When a Wi-Fi device is switched on, it starts spewing out probe requests to try and find a familiar access point. These probe requests contain the device’s MAC address and the SSID of the hotspot it’s looking for, which can potentially be used to identify a specific device and where it’s been. After experimenting with these probe requests, [Amine Mehdi Mansouri] has created OpenMAC, a tiny ESP8266 based sniffer that could be hidden anywhere.
The device consists of an ESP-07S module, a regulator circuit for getting power from a USB-C connector, and a button for power cycling. An external antenna is required for the module, which can be selected based on the size or gain requirements for a specific deployment. [Amine] tested the OpenMAC at a local library (with permission), in combination with a number of his own little Wi-Fi repeaters to expand the reach of the network. All the recorded MAC addresses were logged to a server, where the data can be used for traffic analysis in and around the library, or even for tracking and locating specific devices.

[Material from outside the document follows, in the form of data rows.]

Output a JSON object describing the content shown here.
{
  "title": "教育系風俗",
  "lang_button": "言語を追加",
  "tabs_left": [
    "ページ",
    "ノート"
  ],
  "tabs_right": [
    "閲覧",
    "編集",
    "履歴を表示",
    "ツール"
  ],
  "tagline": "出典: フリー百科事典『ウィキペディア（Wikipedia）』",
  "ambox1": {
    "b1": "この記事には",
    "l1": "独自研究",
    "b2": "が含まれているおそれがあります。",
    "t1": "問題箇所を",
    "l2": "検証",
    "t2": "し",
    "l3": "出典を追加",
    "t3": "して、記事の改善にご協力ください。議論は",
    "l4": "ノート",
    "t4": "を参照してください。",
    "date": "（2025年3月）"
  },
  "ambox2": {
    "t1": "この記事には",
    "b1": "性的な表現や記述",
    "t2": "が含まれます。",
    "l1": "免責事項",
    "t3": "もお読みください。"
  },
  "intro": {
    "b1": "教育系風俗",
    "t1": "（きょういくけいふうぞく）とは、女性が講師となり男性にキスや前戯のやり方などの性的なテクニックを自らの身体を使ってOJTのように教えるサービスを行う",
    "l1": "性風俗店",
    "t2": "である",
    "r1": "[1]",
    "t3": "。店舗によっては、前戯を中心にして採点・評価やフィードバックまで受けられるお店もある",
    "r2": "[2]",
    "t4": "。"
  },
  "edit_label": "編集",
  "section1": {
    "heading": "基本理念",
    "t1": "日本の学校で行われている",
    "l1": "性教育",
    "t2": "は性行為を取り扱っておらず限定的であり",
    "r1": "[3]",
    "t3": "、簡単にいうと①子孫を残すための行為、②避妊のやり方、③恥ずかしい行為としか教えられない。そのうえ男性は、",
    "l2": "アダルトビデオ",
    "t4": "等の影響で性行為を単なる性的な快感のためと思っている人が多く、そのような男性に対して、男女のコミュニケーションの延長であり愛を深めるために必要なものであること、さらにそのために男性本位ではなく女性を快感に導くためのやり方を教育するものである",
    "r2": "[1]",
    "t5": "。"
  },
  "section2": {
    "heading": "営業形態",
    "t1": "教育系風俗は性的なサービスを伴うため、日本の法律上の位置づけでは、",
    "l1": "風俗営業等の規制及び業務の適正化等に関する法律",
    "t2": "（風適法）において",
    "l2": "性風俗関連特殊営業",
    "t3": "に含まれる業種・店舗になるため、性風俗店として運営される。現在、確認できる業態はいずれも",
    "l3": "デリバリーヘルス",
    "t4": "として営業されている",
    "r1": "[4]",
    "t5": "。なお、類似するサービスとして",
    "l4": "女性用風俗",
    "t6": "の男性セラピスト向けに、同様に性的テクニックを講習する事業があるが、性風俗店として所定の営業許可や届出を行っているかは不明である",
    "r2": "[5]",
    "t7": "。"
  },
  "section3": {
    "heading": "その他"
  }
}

This is nothing new, and is relatively common technique used for gathering information in retail locations, and could be also be used for more nefarious purposes. Newer versions of iOS, Android, and Windows 10 feature MAC address randomization which can limit the ability to track devices in this manner, but it isn’t always activated.
We’ve seen a number of projects that exploit probe requests. FIND-LF can be used for locating devices in your home, and Linger fools probe requests sniffers by replaying previously recorded requests.